## INSTRUCTIONS TO FOLLOW
Could you return every line of the records below that contains the word "screenshot"?

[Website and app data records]

- Opening Delimiter -

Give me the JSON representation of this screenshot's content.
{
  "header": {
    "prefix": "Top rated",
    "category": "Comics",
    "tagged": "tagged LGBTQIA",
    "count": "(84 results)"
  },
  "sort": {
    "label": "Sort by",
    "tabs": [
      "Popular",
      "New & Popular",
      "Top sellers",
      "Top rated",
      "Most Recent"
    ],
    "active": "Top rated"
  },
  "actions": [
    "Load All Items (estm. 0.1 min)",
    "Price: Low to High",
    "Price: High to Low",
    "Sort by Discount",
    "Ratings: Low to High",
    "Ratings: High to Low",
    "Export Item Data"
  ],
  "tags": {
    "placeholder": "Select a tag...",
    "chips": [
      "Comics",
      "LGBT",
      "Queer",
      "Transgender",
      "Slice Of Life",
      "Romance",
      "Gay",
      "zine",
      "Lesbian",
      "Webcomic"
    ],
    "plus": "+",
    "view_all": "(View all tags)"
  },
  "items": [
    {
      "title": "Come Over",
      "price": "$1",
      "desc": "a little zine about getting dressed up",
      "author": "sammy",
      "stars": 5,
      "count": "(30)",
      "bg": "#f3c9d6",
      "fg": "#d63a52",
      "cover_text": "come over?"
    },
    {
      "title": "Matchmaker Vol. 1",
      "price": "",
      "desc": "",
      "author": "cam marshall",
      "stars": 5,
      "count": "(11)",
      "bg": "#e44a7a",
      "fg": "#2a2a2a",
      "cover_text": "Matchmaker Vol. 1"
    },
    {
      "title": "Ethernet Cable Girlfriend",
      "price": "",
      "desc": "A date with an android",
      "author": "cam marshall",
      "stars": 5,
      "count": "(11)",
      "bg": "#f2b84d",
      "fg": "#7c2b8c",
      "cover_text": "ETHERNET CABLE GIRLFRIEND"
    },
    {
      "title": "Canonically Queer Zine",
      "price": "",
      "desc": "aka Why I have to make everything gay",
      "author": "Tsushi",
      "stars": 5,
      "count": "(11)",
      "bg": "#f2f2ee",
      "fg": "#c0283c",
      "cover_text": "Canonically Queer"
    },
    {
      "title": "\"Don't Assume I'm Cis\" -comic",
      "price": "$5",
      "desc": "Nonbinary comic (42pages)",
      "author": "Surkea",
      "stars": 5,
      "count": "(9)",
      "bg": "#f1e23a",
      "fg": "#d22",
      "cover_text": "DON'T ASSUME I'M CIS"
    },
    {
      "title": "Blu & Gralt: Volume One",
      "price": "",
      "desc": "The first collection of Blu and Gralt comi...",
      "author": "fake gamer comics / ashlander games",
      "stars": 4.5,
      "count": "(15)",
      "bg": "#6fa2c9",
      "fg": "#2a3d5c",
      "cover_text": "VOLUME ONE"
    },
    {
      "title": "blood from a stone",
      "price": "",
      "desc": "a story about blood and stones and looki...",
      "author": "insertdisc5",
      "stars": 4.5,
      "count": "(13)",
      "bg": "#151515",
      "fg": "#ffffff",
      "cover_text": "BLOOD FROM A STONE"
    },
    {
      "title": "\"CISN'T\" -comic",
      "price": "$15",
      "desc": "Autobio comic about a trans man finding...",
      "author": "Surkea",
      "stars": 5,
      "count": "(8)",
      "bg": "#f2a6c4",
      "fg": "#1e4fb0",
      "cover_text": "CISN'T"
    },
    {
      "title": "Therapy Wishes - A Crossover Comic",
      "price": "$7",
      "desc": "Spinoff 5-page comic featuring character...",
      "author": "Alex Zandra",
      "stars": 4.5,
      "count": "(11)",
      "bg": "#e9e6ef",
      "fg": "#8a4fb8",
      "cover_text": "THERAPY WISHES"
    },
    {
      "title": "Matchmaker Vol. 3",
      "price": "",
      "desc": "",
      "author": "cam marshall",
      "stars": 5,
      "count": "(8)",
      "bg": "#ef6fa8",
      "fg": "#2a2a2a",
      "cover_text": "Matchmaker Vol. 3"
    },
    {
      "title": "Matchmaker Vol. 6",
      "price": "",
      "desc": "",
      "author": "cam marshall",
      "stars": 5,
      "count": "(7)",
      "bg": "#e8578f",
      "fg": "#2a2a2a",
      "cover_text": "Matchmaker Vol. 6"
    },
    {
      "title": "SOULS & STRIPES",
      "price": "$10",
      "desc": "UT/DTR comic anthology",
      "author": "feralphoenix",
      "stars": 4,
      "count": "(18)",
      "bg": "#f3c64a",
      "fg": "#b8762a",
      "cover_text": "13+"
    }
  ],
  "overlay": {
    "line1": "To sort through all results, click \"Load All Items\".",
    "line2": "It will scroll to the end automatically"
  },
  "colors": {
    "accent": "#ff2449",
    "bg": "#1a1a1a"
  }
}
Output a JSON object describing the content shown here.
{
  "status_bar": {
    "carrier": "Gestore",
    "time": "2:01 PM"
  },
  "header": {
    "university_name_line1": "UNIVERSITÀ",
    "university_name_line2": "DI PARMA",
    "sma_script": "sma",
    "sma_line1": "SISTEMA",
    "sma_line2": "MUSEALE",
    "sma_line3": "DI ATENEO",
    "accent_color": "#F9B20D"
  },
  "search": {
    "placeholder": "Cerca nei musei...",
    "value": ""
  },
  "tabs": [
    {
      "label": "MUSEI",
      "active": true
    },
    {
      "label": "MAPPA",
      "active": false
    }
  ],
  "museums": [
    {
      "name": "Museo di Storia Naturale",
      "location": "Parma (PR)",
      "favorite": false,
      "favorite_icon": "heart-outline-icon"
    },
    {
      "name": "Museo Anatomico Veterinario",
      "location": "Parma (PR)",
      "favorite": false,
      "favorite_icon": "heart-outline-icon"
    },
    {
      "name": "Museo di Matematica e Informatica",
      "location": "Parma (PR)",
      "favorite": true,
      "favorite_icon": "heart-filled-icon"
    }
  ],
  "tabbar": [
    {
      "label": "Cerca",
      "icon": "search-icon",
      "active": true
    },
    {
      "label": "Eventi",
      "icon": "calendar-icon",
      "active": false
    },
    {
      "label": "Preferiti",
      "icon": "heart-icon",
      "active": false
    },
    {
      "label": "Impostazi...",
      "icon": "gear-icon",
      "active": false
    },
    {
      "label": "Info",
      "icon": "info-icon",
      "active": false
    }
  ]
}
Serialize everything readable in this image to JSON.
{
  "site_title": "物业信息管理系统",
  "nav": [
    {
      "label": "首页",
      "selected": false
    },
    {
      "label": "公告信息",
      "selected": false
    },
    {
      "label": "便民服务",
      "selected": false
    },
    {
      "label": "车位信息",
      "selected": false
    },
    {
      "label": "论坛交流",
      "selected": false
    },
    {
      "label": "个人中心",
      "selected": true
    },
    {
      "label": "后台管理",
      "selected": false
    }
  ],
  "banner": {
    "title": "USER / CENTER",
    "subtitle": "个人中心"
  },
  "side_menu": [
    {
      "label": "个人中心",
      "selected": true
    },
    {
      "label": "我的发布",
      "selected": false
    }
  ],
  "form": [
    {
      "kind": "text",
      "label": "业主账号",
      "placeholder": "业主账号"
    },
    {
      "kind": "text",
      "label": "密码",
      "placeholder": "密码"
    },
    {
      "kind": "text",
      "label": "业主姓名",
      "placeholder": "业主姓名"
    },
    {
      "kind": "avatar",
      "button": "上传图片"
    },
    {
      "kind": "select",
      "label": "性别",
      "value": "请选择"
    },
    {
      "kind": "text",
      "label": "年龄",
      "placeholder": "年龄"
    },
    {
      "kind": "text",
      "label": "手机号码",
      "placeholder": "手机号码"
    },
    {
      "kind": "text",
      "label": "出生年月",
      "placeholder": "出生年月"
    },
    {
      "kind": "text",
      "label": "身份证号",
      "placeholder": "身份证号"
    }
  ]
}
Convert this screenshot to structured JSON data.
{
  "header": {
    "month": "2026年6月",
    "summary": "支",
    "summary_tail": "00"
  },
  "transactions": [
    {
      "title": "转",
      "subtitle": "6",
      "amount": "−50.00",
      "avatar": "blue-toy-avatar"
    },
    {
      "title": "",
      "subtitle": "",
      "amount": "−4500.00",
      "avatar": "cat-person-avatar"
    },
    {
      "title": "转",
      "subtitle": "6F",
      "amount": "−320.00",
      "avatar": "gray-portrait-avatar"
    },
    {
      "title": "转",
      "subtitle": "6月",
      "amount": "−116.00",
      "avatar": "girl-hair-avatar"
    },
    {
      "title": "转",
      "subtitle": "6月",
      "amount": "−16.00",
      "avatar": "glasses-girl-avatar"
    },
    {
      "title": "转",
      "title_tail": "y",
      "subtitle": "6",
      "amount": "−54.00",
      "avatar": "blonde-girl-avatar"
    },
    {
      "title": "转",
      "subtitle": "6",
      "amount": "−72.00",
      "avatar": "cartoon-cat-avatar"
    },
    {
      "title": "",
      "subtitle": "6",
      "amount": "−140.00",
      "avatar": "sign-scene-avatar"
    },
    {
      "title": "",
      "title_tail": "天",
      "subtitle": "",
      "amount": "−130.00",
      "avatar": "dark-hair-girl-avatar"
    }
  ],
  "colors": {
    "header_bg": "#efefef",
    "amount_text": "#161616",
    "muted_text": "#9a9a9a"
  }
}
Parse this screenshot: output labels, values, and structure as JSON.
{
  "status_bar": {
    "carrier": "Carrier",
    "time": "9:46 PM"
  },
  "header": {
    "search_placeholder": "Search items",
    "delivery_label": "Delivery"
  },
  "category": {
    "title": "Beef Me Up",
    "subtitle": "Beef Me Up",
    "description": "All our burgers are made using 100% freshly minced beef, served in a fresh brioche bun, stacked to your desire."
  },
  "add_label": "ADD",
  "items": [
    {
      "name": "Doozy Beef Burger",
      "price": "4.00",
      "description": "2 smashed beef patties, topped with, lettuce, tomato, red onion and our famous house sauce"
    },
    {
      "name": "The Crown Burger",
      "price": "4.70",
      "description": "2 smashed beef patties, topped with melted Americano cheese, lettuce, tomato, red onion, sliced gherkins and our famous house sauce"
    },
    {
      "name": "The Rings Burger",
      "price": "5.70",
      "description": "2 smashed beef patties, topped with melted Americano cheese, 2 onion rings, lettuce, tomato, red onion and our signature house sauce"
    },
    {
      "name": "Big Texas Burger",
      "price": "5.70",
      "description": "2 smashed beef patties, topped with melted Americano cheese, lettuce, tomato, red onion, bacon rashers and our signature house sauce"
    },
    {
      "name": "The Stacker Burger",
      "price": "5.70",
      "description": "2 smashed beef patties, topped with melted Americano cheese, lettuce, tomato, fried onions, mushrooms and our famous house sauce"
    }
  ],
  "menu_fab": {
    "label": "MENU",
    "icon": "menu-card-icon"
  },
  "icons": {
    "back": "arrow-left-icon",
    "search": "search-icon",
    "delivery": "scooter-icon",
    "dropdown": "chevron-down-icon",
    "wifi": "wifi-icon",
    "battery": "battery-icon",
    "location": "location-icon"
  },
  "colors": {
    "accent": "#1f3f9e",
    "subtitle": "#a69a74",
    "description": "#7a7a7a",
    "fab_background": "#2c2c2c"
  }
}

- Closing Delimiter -

## SOLVED EXERCISE
Give me the JSON representation of this screenshot's content.
Convert this screenshot to structured JSON data.
Parse this screenshot: output labels, values, and structure as JSON.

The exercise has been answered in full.